Travelling to a ‘place’ and meeting its Dreaming, the vibe – the sense of the place seemed to me the only way to live and so when it was time to leave home, it seemed the most natural thing in the world for me to follow the Dreaming – I had no language for this when I was younger.
I felt pulled to Europe, perhaps because that is where our family’s ancestors hail from. I simply followed an internal but very clear compass. There came a time, while I was away, that the compass leading me so clearly in one direction dramatically turned around completely and I sensed a pull where there had been a push.
I was in London and very sick although I was unaware of just how unwell I was. I felt a strange physical pull like someone had my arms and was pulling me forward. It grew stronger and stronger until I decided to go with it, boarded a plane and returned to Australia.
Sometime later I was speaking with an Aboriginal Elder about my day and night time dreams and I mentioned this experience. The Elder said to me with awareness, clarity and absolute certainty,
“Ah, that was the Land missing you and calling you home. You had been away too long.”
WTF! My eyes immediately and spontaneously welled with tears. My eyes fill with tears still as I remember what the Elder said that day. Now it seems I am myself an Elder.
Understanding the Land as a living, dreaming, conscious being who knew of me and cared for me as a Mother would care for a Child turned my heart to water. An explanation such as this does not fly in words. It is just empty and hollow devoid of meaning but a physical sensation, a pulling – and such recognition from an Elder about the experience feels more real. It is a good day when feelings make some sense.
The Elder went on, “Our people walk this Land. We follow the Songlines. There is no place on this Land our people have not walked. There is no place here that is not known to us. The Land knows us and we know the Land.”
What the Elder meant is not just ‘walking’ on your two feet. I am far from an expert in Dreaming or the Dreamtime but for reasons maybe the Land will someday reveal to me, I have learned a little and can share what I have learned from my lived experience.
I have heard explanations of Songlines in the past. The ‘explainer’ always spoke through their own filter of culture. So Songlines were described to me by white people as – maps the Aboriginal People use to navigate. Songlines are songs that help Indigenous Australians find their way through the Land but this is by no means the same as navigating.

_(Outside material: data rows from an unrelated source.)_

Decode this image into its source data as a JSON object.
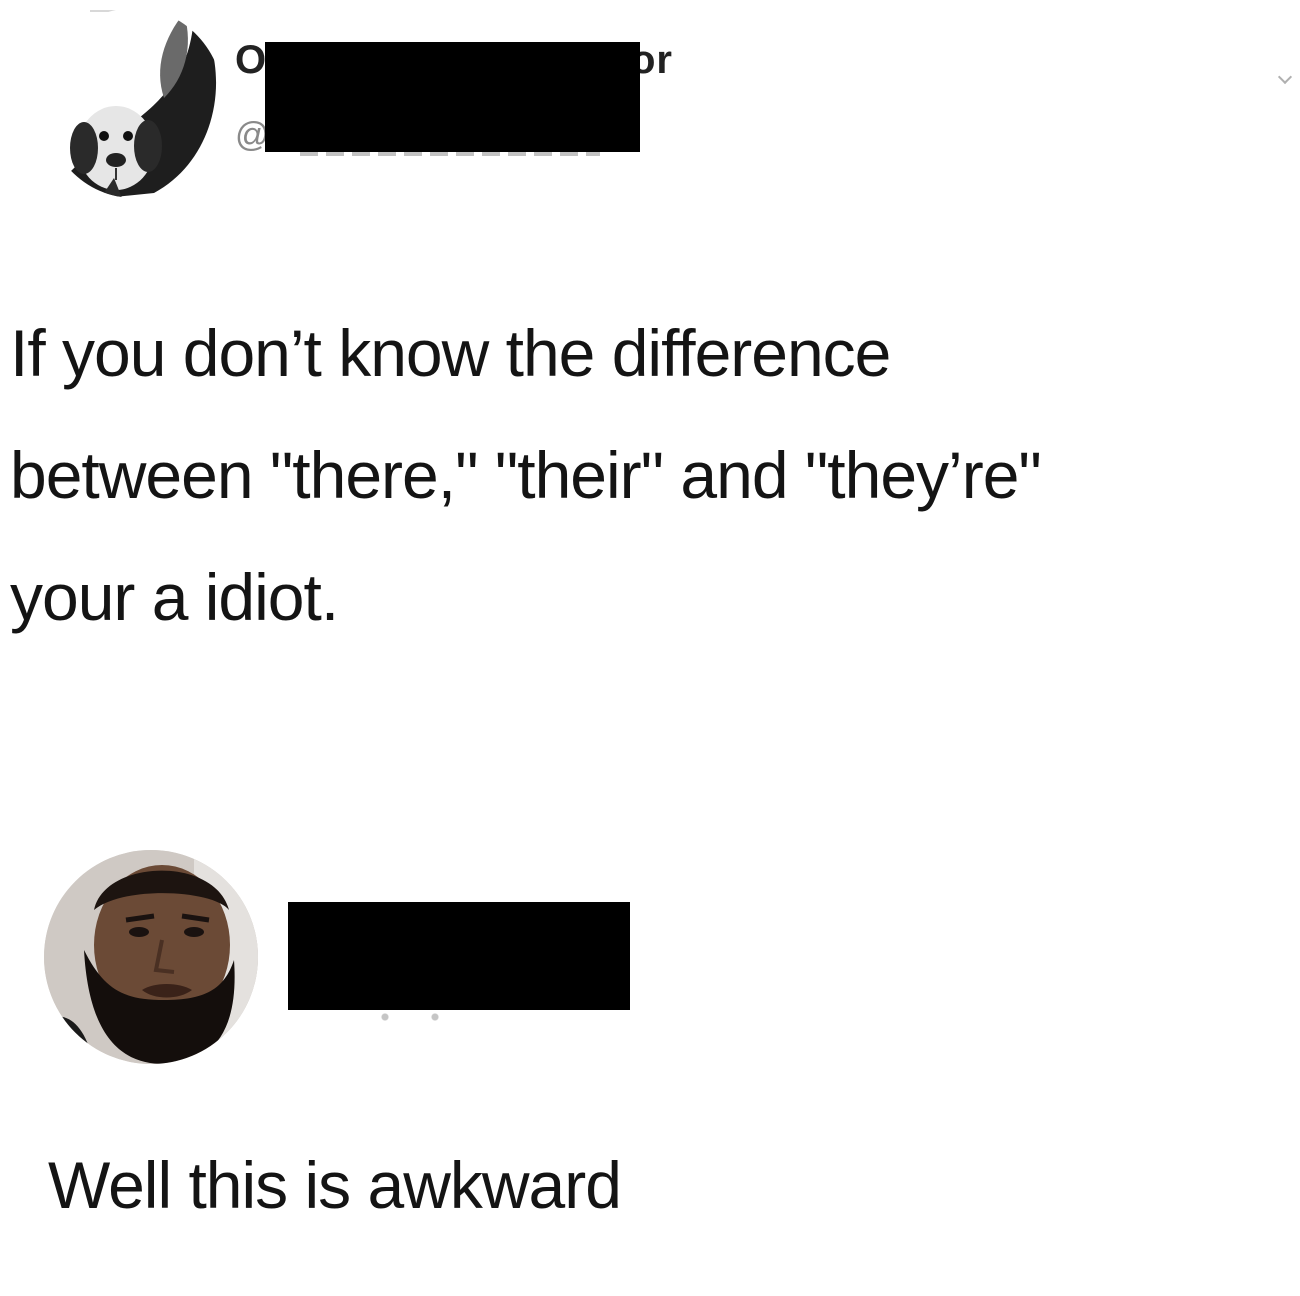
{
  "original_post": {
    "author": {
      "display_name_start": "O",
      "display_name_end": "or",
      "handle_prefix": "@",
      "avatar_icon": "dog-avatar",
      "name_redacted": true
    },
    "text_lines": [
      "If you don’t know the difference",
      "between \"there,\" \"their\" and \"they’re\"",
      "your a idiot."
    ]
  },
  "reply_post": {
    "author": {
      "avatar_icon": "bearded-man-avatar",
      "name_redacted": true
    },
    "text": "Well this is awkward"
  },
  "colors": {
    "background": "#ffffff",
    "text": "#141414",
    "handle": "#8a8a8a",
    "redaction": "#000000"
  }
}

My understanding of Songlines is much more deeper, sentient and personal than that. Understanding Songlines also requires a comprehension of the Dreamtime and the Dreaming. Both are ways of understanding, relating and actually creating a reality that is fluid and not static as we are taught at school.
The Dreaming is a magical way of living and can only be perceived through the senses of a sentient being who carries knowledge of themselves, of those around them, of the Land. Songlines need to be sung to keep them alive and to build the relationship between the person, the people and the Land itself – or my understanding is the Land will die.
There is much to say on this. There is singing, dreaming and creating going on up here in Tecoma at the moment. Forgive this clumsy attempt to open the conversation in manner of tin opener or sledge hammer.
I have found for you a Song or such a Song that we from elsewhere can recognize as a Songline. This song is about a place, about ‘The Hills’, I hope to give you a whiff of what I am trying to share. Look with your heart and not your eyes.